22 August @ 6:30 pm – 8:30 pmFree
A laboratory style experimental setup of a steam distillation unit showcasing the live process of eucalyptus oil extraction. The audience can engage through their senses of sight, smell and touch and get actively involved in the discussion.
This unique science show exhibits the enthusiasm and creativity of an environmental scientist who is passionate about sustainability from a unique cultural perspective. It shares the story of the journey to Australia and culture as well as the science behind a very common practice that we all do to look after ourselves: teeth cleaning.
Miswak, a natural form of toothbrush used in Middle Eastern countries, is made from the tender roots and stems of a variety of trees including neem and eucalyptus and is reputed for its antibacterial and medicinal properties. This ancient cultural practice uses twig brush (Miswak) to brush teeth, as an alternative to toothbrushes and paste. Interspaced with photographs of beautiful trees and significant buildings from the home country of India, I will demonstrate the scientific process of extracting oil from eucalyptus leaves, which are used in Australia for Miswak. There are over 180 other trees which can be used for this purpose.

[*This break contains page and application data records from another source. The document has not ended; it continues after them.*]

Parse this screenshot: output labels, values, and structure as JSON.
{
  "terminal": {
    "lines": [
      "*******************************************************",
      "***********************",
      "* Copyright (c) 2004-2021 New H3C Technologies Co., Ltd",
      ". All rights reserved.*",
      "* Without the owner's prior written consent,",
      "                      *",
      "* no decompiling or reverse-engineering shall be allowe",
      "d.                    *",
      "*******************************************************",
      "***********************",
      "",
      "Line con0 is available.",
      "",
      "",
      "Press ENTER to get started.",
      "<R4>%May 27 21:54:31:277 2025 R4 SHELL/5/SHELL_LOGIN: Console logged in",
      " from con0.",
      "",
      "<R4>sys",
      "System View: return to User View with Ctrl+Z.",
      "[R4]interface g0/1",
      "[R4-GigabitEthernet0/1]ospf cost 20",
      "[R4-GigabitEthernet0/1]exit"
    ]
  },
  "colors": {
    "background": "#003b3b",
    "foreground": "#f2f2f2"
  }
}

The Miswak is a fascinating cultural and scientific subject as it combines a cultural practice with scientific knowledge. Miswak has more than 70 benefits to our health more than half of which are proven scientifically through research: strengthens memory, improves eyesight, assists digestion, cures headaches, strengthens gums, prevents tooth decay and eliminates bad odour. Miswak has a long and well documented history dating back some 3500 years ago. Apart from Islam, the use of Miswak in other cultures is also well known. The Babylonians and the Romans quite extensively used it.